■ **Problem requirements**
Print the data exactly as it appears, keeping every word.
++++++++++
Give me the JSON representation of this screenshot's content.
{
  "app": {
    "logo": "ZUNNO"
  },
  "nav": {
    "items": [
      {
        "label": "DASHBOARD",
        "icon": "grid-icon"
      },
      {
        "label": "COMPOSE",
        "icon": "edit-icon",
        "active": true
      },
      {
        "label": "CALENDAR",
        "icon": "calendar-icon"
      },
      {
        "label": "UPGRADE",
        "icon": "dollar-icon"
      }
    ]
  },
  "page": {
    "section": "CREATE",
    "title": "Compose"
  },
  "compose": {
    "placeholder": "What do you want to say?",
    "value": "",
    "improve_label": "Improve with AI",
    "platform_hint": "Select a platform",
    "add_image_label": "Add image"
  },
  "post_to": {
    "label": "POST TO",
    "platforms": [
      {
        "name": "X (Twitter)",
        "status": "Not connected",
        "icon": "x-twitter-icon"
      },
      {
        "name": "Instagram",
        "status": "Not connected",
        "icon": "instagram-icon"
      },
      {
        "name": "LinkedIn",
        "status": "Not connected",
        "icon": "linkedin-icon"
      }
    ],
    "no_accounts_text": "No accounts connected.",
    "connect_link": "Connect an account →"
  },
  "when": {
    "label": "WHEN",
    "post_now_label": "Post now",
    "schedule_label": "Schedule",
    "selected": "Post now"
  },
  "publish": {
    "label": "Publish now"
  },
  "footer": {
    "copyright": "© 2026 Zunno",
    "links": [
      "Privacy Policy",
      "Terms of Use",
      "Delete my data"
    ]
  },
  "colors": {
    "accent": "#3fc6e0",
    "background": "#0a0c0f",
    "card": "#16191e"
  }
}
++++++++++
■ **Result of the exercise**
Give me the JSON representation of this screenshot's content.
{
  "app": {
    "logo": "ZUNNO"
  },
  "nav": {
    "items": [
      {
        "label": "DASHBOARD",
        "icon": "grid-icon"
      },
      {
        "label": "COMPOSE",
        "icon": "edit-icon",
        "active": true
      },
      {
        "label": "CALENDAR",
        "icon": "calendar-icon"
      },
      {
        "label": "UPGRADE",
        "icon": "dollar-icon"
      }
    ]
  },
  "page": {
    "section": "CREATE",
    "title": "Compose"
  },
  "compose": {
    "placeholder": "What do you want to say?",
    "value": "",
    "improve_label": "Improve with AI",
    "platform_hint": "Select a platform",
    "add_image_label": "Add image"
  },
  "post_to": {
    "label": "POST TO",
    "platforms": [
      {
        "name": "X (Twitter)",
        "status": "Not connected",
        "icon": "x-twitter-icon"
      },
      {
        "name": "Instagram",
        "status": "Not connected",
        "icon": "instagram-icon"
      },
      {
        "name": "LinkedIn",
        "status": "Not connected",
        "icon": "linkedin-icon"
      }
    ],
    "no_accounts_text": "No accounts connected.",
    "connect_link": "Connect an account →"
  },
  "when": {
    "label": "WHEN",
    "post_now_label": "Post now",
    "schedule_label": "Schedule",
    "selected": "Post now"
  },
  "publish": {
    "label": "Publish now"
  },
  "footer": {
    "copyright": "© 2026 Zunno",
    "links": [
      "Privacy Policy",
      "Terms of Use",
      "Delete my data"
    ]
  },
  "colors": {
    "accent": "#3fc6e0",
    "background": "#0a0c0f",
    "card": "#16191e"
  }
}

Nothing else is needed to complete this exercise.